0

I have a spreadsheet containing timekeeping data - hours worked, vacation leave, sick leave, etc.

Our policy is that all entries must be in increments of 0.25. Due to a technical glitch, we had to 'turn off' a setting that ensures entries are in 0.25 increments. Now, I need to find out if any of the entries are not in 0.25 increments.

Can anybody think of a formula that can search a row of data (for each employee on the spreadsheet) that will determine if any of the pay code entries within the row were not an increment of 0.25?

For example

  • one row might contain 74.5 hrs worked and 5.5 vacation hours; this is okay because both values are in increments of 0.25.
  • However, if someone had 74.5 hours worked and 4.87 hours of vacation, I need to find the 4.87 usage because it's not in an increment of 0.25.
  • 2
    =mod(A1,.25) - anything not 0 is off – Raystafarian Jan 4 '16 at 13:53
  • Thank you Raystafarian! I summed the row and then applied the 'mod' formula you provided. Out of 2,170 rows, I only had 3 rows where employees did not use increments of 0.25 for their timecard entries. And, this is what I needed to zero in on. Thanks!! -Annette – Annette Jan 4 '16 at 14:01
  • @Raystafarian, could be worth moving to an answer. If he does Annette, please do mark it as answered – MyDaftQuestions Jan 4 '16 at 14:25
1

You can use the mod function to return the remainder of the sum of the rows, identifying rows you need to check.

=Mod(A10,.25)

1

If you have more than 1 type of time reported per line, you can use

{=SUM(MOD(B3:D3,0.25))} 

to identify which line has an improper entry. (you must press CTRL+Shift+Enter after typing the formula to create the array formula)

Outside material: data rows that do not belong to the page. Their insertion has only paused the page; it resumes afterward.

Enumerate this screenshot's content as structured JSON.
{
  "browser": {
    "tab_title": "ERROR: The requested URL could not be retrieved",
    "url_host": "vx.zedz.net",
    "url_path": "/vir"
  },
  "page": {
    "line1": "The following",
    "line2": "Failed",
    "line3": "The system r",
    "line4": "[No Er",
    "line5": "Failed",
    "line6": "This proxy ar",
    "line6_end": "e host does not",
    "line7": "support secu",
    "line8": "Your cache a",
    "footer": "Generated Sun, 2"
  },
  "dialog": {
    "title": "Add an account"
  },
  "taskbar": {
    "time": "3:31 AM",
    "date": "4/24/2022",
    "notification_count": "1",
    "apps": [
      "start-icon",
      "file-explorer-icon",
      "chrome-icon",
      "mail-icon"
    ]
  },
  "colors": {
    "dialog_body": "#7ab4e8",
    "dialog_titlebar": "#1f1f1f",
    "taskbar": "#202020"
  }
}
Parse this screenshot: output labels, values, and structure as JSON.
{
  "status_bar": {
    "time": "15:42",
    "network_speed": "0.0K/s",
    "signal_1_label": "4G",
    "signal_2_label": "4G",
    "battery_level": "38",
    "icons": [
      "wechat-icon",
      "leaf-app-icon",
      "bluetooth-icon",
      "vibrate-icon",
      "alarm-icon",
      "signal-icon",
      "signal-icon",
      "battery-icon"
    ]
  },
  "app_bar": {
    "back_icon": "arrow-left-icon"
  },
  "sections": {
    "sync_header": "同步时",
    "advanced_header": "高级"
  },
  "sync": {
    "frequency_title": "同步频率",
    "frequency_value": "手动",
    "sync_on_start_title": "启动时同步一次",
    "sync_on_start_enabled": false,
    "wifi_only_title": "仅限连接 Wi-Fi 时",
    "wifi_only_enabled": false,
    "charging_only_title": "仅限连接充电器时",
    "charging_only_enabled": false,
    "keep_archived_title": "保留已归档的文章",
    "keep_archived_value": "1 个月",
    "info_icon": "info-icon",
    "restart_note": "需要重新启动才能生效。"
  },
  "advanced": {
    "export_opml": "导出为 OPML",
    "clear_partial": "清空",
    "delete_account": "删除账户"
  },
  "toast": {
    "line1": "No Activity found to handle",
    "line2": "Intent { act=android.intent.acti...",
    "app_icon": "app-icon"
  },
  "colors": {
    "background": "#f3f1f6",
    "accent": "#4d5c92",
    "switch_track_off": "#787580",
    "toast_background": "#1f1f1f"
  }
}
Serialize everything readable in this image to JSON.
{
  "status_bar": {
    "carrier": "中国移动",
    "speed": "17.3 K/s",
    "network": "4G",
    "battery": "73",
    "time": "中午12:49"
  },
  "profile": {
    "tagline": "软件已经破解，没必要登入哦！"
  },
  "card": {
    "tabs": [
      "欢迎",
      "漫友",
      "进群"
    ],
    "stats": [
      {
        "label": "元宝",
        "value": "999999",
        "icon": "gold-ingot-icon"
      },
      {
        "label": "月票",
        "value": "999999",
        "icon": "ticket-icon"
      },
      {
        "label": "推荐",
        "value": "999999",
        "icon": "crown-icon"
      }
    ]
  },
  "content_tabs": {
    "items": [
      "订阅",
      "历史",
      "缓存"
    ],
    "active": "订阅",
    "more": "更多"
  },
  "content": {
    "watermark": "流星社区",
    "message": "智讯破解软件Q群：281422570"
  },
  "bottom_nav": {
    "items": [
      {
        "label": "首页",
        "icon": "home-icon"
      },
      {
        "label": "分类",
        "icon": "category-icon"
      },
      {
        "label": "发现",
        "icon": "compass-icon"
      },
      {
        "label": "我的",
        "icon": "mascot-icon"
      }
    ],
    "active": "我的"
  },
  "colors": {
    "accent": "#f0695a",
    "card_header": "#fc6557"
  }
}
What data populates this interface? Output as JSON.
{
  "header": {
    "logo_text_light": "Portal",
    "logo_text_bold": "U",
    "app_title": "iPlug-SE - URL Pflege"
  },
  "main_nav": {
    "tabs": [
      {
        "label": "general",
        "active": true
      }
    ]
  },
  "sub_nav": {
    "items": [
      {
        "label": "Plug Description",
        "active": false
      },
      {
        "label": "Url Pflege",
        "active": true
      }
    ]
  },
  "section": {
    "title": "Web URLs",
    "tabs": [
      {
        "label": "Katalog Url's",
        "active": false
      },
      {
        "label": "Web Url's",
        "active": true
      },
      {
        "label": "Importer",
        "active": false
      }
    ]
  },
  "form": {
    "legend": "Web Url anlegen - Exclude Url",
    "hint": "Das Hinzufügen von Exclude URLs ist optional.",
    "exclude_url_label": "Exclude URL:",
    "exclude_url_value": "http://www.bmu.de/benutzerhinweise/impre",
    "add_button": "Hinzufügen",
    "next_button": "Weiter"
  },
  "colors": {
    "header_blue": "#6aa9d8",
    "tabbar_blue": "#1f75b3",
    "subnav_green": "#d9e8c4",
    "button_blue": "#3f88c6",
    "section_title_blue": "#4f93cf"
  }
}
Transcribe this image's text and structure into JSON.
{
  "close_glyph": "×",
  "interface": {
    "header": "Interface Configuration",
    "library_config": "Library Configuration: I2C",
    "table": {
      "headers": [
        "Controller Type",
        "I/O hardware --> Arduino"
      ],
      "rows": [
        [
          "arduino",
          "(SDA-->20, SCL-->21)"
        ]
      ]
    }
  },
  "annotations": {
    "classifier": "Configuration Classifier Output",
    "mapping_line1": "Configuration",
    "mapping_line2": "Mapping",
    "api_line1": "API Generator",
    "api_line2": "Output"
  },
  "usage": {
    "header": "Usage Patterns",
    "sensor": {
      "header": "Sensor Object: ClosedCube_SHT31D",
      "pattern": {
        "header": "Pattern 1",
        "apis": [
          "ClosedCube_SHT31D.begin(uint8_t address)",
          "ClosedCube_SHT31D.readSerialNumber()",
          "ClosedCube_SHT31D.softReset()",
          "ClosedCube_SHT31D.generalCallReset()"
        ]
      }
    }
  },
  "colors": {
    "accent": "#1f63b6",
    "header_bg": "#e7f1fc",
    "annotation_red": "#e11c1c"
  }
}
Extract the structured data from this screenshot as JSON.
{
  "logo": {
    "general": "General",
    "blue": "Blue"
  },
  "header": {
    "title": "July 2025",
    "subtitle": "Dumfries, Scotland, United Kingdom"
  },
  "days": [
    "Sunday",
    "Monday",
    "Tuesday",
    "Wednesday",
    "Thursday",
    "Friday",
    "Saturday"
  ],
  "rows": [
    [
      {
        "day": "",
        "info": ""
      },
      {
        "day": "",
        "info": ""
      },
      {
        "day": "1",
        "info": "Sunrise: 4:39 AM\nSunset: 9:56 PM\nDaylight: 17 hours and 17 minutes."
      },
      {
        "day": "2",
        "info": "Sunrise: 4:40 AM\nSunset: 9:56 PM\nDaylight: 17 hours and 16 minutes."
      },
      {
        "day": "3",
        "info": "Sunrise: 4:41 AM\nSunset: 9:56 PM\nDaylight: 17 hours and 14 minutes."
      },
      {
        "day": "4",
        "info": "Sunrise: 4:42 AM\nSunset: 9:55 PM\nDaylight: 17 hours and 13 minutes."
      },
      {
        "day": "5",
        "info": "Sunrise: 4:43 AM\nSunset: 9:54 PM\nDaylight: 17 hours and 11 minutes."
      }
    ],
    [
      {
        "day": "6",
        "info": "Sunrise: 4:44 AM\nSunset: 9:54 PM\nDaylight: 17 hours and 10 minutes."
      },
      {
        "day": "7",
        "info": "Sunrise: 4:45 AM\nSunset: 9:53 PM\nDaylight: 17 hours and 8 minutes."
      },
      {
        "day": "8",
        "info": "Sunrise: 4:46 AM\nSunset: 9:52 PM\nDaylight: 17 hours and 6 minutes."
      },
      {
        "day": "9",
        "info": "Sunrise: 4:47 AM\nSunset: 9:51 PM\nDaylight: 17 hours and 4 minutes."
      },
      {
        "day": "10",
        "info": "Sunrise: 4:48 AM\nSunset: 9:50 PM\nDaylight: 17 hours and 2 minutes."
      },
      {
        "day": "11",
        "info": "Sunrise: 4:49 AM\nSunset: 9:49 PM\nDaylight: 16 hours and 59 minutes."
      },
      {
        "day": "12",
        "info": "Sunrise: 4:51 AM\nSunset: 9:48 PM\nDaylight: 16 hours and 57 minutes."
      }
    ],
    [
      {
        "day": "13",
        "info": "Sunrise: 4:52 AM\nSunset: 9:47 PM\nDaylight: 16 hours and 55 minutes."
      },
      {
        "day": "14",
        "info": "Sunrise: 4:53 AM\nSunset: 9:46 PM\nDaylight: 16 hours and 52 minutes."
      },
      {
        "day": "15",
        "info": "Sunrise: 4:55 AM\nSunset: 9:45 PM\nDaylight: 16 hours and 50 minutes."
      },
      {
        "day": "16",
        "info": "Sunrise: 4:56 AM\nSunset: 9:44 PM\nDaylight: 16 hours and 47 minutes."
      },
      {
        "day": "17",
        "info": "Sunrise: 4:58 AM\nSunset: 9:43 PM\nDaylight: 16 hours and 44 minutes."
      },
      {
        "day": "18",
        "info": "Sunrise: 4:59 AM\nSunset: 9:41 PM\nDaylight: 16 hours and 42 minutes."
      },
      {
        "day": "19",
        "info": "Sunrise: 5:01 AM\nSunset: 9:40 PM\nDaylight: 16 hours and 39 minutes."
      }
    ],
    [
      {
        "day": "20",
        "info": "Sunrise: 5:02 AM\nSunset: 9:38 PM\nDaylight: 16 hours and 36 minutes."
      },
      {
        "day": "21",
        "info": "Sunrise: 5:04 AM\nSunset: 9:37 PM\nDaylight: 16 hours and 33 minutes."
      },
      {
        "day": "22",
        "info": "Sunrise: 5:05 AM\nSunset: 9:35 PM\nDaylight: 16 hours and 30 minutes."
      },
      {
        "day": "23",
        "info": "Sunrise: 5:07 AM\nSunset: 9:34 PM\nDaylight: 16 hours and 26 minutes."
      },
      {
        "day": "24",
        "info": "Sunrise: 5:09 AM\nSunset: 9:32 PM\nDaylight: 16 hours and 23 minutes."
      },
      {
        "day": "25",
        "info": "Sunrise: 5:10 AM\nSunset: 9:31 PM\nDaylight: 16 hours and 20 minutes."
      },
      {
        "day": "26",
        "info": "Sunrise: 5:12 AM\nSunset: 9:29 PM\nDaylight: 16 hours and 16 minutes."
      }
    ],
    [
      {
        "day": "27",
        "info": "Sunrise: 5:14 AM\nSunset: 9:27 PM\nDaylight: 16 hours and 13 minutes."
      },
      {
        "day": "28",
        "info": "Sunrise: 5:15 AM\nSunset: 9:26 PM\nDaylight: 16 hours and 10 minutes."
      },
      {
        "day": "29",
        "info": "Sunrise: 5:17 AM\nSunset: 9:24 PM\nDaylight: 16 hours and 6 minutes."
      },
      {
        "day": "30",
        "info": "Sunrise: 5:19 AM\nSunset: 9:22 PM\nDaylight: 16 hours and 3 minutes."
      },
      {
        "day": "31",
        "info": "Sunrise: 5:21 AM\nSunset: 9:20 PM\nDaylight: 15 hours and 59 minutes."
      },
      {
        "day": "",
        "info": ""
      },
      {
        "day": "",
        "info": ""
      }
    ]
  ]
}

This formula assume you have: EmployeeID in Col A, Regular Hours in Col B, Overtime Hours in Col C, and Paid Time Off in Col D.

If you have more columns, expand the range.

edit: Formula changed per Máté's suggestion.

  • Does it make sense to sum within mod? what about {=SUM(MOD(B3:D3,0.25))} – Máté Juhász Jan 4 '16 at 14:55
  • Doesn't (A + B + C) / .25 equal A/.25 + B/.25 + C/.25? Either formula will work. – B540Glenn Jan 4 '16 at 19:48
  • Mod is different than simple division, please check: (0.1+0.15) mod 0.25 vs 0.1 mod 0.25 + 0.15 mod 0.25 ! – Máté Juhász Jan 4 '16 at 19:51
  • Máté, I see your point. Make it an answer and I'll vote for it. – B540Glenn Jan 5 '16 at 16:51
  • It's your answer:), just correct it, my purpose was to help improving it. – Máté Juhász Jan 5 '16 at 18:15

Your Answer

By clicking “Post Your Answer”, you agree to our terms of service, privacy policy and cookie policy

Not the answer you're looking for? Browse other questions tagged or ask your own question.